Intermittent fasting can be used in conjunction with the ketogenic diet to help facilitate getting into ketosis faster. For your body to enter ketosis, you need to be in a state where carbohydrate consumption is extremely low, or when you are in a fasted stage. Therefore, intermittent fasting can help you to deplete your glucose stores at a much faster rate⁸, speeding up the transition to ketosis.

When combining the ketogenic diet with IF, it’s important to note that fasting is not enough to keep you in ketosis. Just eating even a moderate amount of carbohydrates will be enough to cause your body to revert to burning glucose again. The ketogenic diet does however help in establishing keto-adaptation, an element of fat-adaptation⁹, where your body will acclimate to using ketones as its primary fuel source instead of glucose. The benefit of becoming keto-adapted is that unlike glucose, ketone bodies are more energy intensive, meaning that a keto-centred metabolism could potentially provide a more consistent energy supply. What this means is that you will feel sustained for longer, when fuelling your body with keto-rich foods. 

Who should be cautious with fasting? 
As with any eating lifestyle, sudden changes should be done with careful consideration, in particular⁴ ⁵ ¹⁰:  

If you have underlying health conditions and are looking to start with a different eating regime, it’s best to approach with caution. Do your own research into the topic and then consult a professional for advice.  
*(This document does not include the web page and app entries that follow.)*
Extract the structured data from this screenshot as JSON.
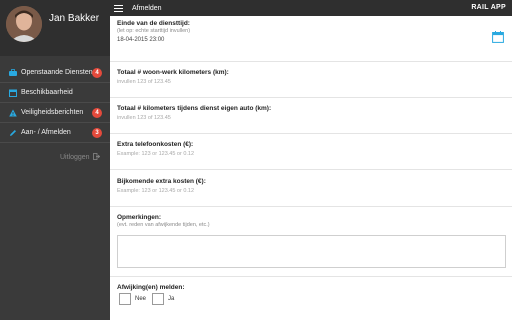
{
  "sidebar": {
    "user_name": "Jan Bakker",
    "items": [
      {
        "label": "Openstaande Diensten",
        "badge": "4",
        "icon": "briefcase-icon"
      },
      {
        "label": "Beschikbaarheid",
        "badge": "",
        "icon": "calendar-icon"
      },
      {
        "label": "Veiligheidsberichten",
        "badge": "4",
        "icon": "warning-icon"
      },
      {
        "label": "Aan- / Afmelden",
        "badge": "3",
        "icon": "pencil-icon"
      }
    ],
    "logout_label": "Uitloggen"
  },
  "topbar": {
    "title": "Afmelden",
    "brand": "RAIL APP"
  },
  "form": {
    "end_time": {
      "label": "Einde van de diensttijd:",
      "hint": "(let op: echte starttijd invullen)",
      "value": "18-04-2015 23:00"
    },
    "commute_km": {
      "label": "Totaal # woon-werk kilometers (km):",
      "placeholder": "invullen 123 of 123.45"
    },
    "own_car_km": {
      "label": "Totaal # kilometers tijdens dienst eigen auto (km):",
      "placeholder": "invullen 123 of 123.45"
    },
    "phone_costs": {
      "label": "Extra telefoonkosten (€):",
      "placeholder": "Example: 123 or 123.45 or 0.12"
    },
    "extra_costs": {
      "label": "Bijkomende extra kosten (€):",
      "placeholder": "Example: 123 or 123.45 or 0.12"
    },
    "remarks": {
      "label": "Opmerkingen:",
      "hint": "(evt. reden van afwijkende tijden, etc.)"
    },
    "deviations": {
      "label": "Afwijking(en) melden:",
      "option_no": "Nee",
      "option_yes": "Ja"
    }
  },
  "colors": {
    "sidebar_bg": "#3a3a3a",
    "topbar_bg": "#2f2f2f",
    "badge": "#e44a3c",
    "accent": "#29a9e0"
  }
}
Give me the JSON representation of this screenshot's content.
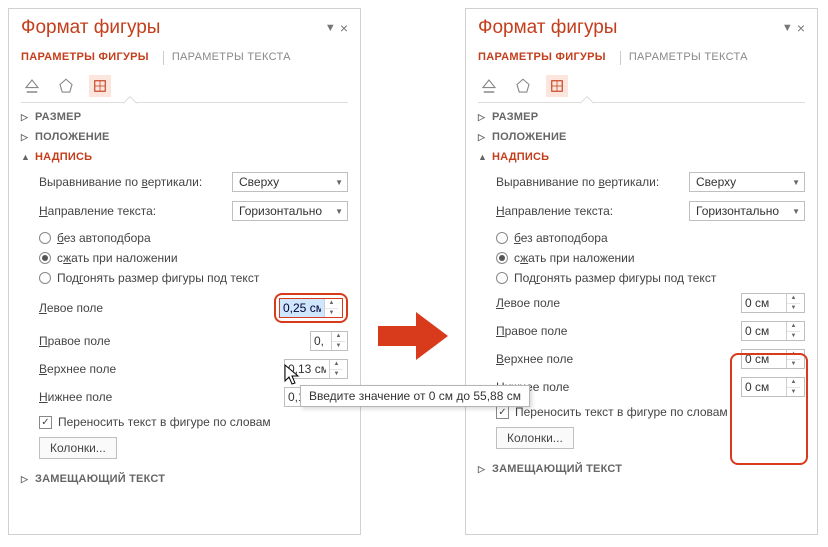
{
  "pane_title": "Формат фигуры",
  "tabs": {
    "shape": "ПАРАМЕТРЫ ФИГУРЫ",
    "text": "ПАРАМЕТРЫ ТЕКСТА"
  },
  "sections": {
    "size": "РАЗМЕР",
    "position": "ПОЛОЖЕНИЕ",
    "textbox": "НАДПИСЬ",
    "alttext": "ЗАМЕЩАЮЩИЙ ТЕКСТ"
  },
  "valign": {
    "label_pre": "Выравнивание по ",
    "label_u": "в",
    "label_post": "ертикали:",
    "value": "Сверху"
  },
  "dir": {
    "label_u": "Н",
    "label_post": "аправление текста:",
    "value": "Горизонтально"
  },
  "autofit": {
    "none_u": "б",
    "none_post": "ез автоподбора",
    "shrink_pre": "с",
    "shrink_u": "ж",
    "shrink_post": "ать при наложении",
    "resize_pre": "Под",
    "resize_u": "г",
    "resize_post": "онять размер фигуры под текст"
  },
  "margins": {
    "left_u": "Л",
    "left_post": "евое поле",
    "right_u": "П",
    "right_post": "равое поле",
    "top_u": "В",
    "top_post": "ерхнее поле",
    "bottom_u": "Н",
    "bottom_post": "ижнее поле"
  },
  "left_values": {
    "left": "0,25 см",
    "right": "0,",
    "top": "0,13 см",
    "bottom": "0,13 см"
  },
  "right_values": {
    "left": "0 см",
    "right": "0 см",
    "top": "0 см",
    "bottom": "0 см"
  },
  "wrap_label": "Переносить текст в фигуре по словам",
  "columns_label": "Колонки...",
  "tooltip": "Введите значение от 0 см до 55,88 см"
}
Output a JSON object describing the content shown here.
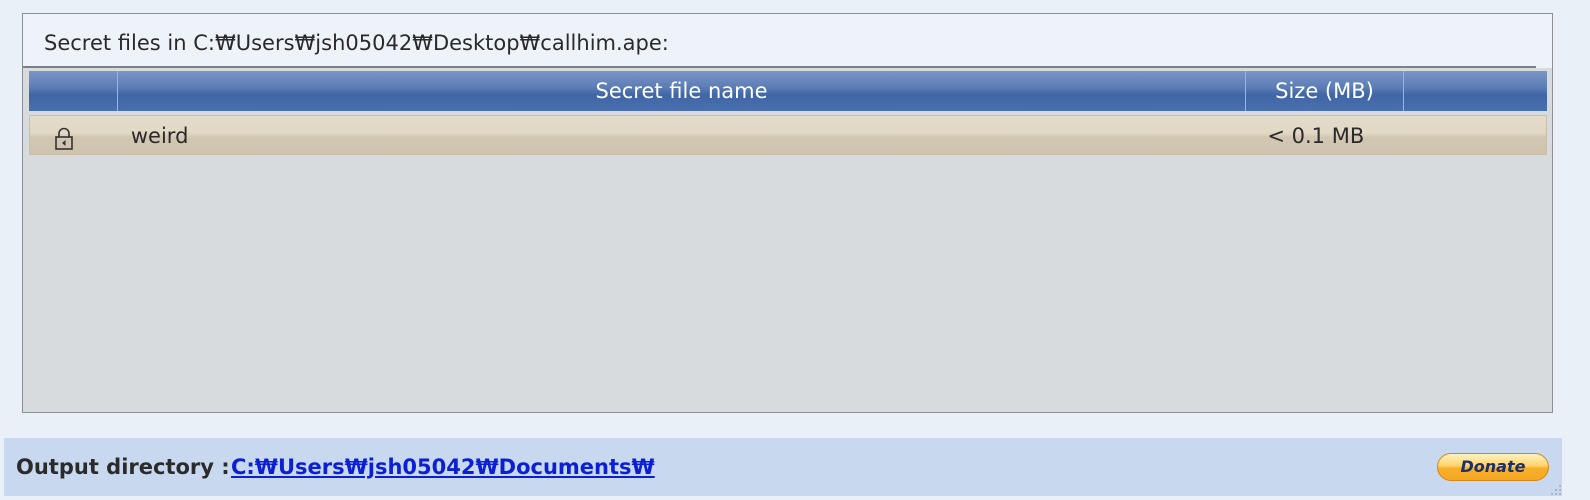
{
  "panel": {
    "title": "Secret files in C:₩Users₩jsh05042₩Desktop₩callhim.ape:"
  },
  "table": {
    "columns": [
      "",
      "Secret file name",
      "Size (MB)",
      ""
    ],
    "rows": [
      {
        "icon": "lock-icon",
        "name": "weird",
        "size": "< 0.1 MB"
      }
    ]
  },
  "footer": {
    "label": "Output directory :",
    "path": "C:₩Users₩jsh05042₩Documents₩",
    "donate_label": "Donate"
  },
  "colors": {
    "header_blue": "#4a70ae",
    "row_selected": "#dcd3bf",
    "link": "#0a1fd6",
    "donate_gold": "#f5a623"
  }
}
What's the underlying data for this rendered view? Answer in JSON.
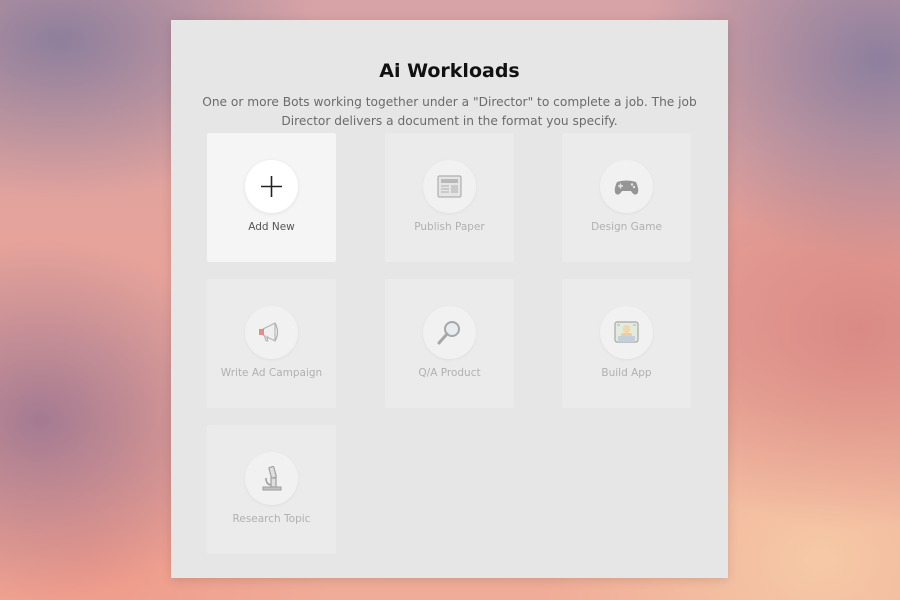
{
  "panel": {
    "title": "Ai Workloads",
    "subtitle": "One or more Bots working together under a \"Director\" to complete a job. The job Director delivers a document in the format you specify."
  },
  "cards": [
    {
      "label": "Add New",
      "icon": "plus-icon"
    },
    {
      "label": "Publish Paper",
      "icon": "newspaper-icon"
    },
    {
      "label": "Design Game",
      "icon": "game-controller-icon"
    },
    {
      "label": "Write Ad Campaign",
      "icon": "megaphone-icon"
    },
    {
      "label": "Q/A Product",
      "icon": "magnifying-glass-icon"
    },
    {
      "label": "Build App",
      "icon": "developer-laptop-icon"
    },
    {
      "label": "Research Topic",
      "icon": "microscope-icon"
    }
  ]
}
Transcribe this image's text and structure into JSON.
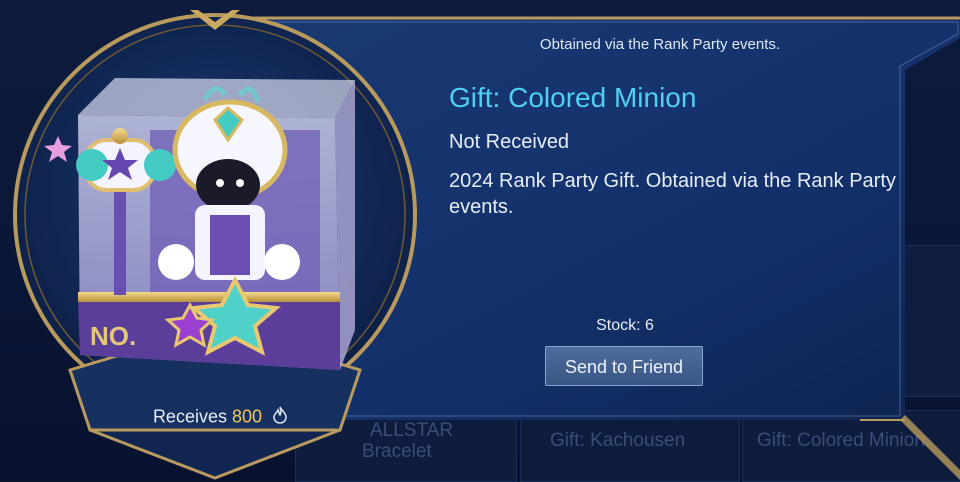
{
  "header": {
    "source_text": "Obtained via the Rank Party events."
  },
  "item": {
    "title": "Gift: Colored Minion",
    "status": "Not Received",
    "description": "2024 Rank Party Gift. Obtained via the Rank Party events.",
    "box_label": "NO."
  },
  "stock": {
    "label": "Stock: 6"
  },
  "actions": {
    "send_label": "Send to Friend"
  },
  "reward": {
    "label": "Receives",
    "points": "800",
    "icon": "fire-icon"
  },
  "background_items": [
    {
      "label": "ALLSTAR"
    },
    {
      "label": "Bracelet"
    },
    {
      "label": "Gift: Kachousen"
    },
    {
      "label": "Gift: Colored Minion"
    }
  ],
  "colors": {
    "title": "#4fd0f2",
    "points": "#f1c65a",
    "gold_frame": "#b89a5e",
    "panel": "#132c5c"
  }
}
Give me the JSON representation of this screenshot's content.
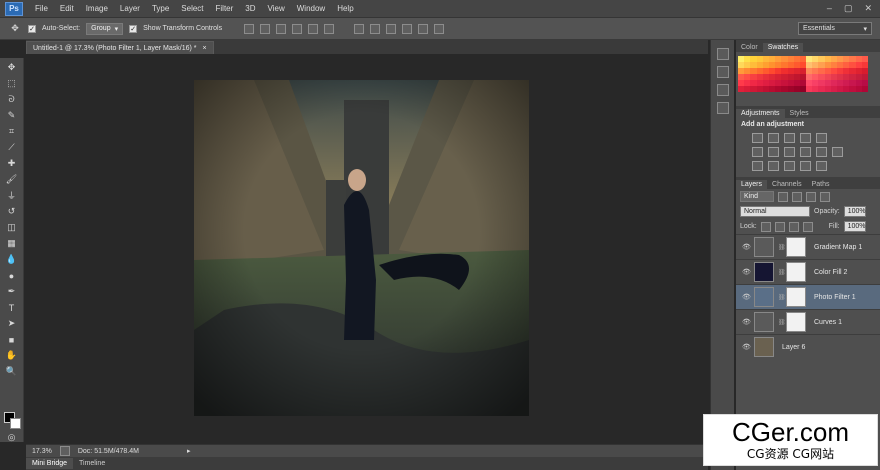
{
  "app": {
    "logo_text": "Ps"
  },
  "menu": {
    "items": [
      "File",
      "Edit",
      "Image",
      "Layer",
      "Type",
      "Select",
      "Filter",
      "3D",
      "View",
      "Window",
      "Help"
    ]
  },
  "window_controls": [
    "–",
    "▢",
    "✕"
  ],
  "options_bar": {
    "auto_select_label": "Auto-Select:",
    "auto_select_value": "Group",
    "transform_label": "Show Transform Controls",
    "workspace": "Essentials"
  },
  "document": {
    "tab_title": "Untitled-1 @ 17.3% (Photo Filter 1, Layer Mask/16) *",
    "close": "×"
  },
  "status": {
    "zoom": "17.3%",
    "doc_size": "Doc: 51.5M/478.4M"
  },
  "bottom_tabs": [
    "Mini Bridge",
    "Timeline"
  ],
  "panels": {
    "color_tabs": [
      "Color",
      "Swatches"
    ],
    "adjust_tabs": [
      "Adjustments",
      "Styles"
    ],
    "add_adjustment": "Add an adjustment",
    "layer_tabs": [
      "Layers",
      "Channels",
      "Paths"
    ],
    "kind_label": "Kind",
    "blend_mode": "Normal",
    "opacity_label": "Opacity:",
    "opacity_value": "100%",
    "lock_label": "Lock:",
    "fill_label": "Fill:",
    "fill_value": "100%"
  },
  "layers": [
    {
      "name": "Gradient Map 1",
      "thumb": "#5a5a5a",
      "selected": false
    },
    {
      "name": "Color Fill 2",
      "thumb": "#151532",
      "selected": false
    },
    {
      "name": "Photo Filter 1",
      "thumb": "#5a6f88",
      "selected": true
    },
    {
      "name": "Curves 1",
      "thumb": "#5a5a5a",
      "selected": false
    },
    {
      "name": "Layer 6",
      "thumb": "#6a6150",
      "selected": false
    }
  ],
  "watermark": {
    "main": "CGer.com",
    "sub": "CG资源  CG网站"
  }
}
Medical Disclaimer: The information reflected in this article is intended for educational purposes only. Please consult your physician or medical specialist before making any major adjustments to your diet.  


  1. Harvard Health Publishing (2020) – Time to try intermittent fasting, published by Harvard Medical School.  
  2. Rosly, R (2021) – Intermittent Fasting vs Keto Diet for Weight Loss, published by UM Specialist Centre.  
  3. Harvard TH Chan (2021) – Diet Review: Intermittent Fasting for Weight Loss, published by the School of Public Health.  
  4. Johns Hopkins Medicine (2021) – Intermittent Fasting: What is it, and how does it work?  
  5. Leonard, J (2020) – Seven Ways to do intermittent Fasting, published to Medical News Today.  
  6. UCI Health (2020) – The Benefits of Intermittent Fasting, regent of the University of California.  
  7. Tello, M (2020) – Intermittent Fasting: Surprising Update, published by Harvard Medical School.  
  8. Godinez, B (2021) – The Complete Guide to Intermittent Fasting 16/8.  
  9. Ma, S and Suzuki, K (2019) – Keto-Adaptation and Endurance Exercise Capacity, Fatigue Recovery, and Exercise Induced Muscle and Organ Damage Prevention: A Narrative Review.  
  10. Gleeson, J (2019) – Intermittent Fasting: Is it Right for You? Published by Michigan Health.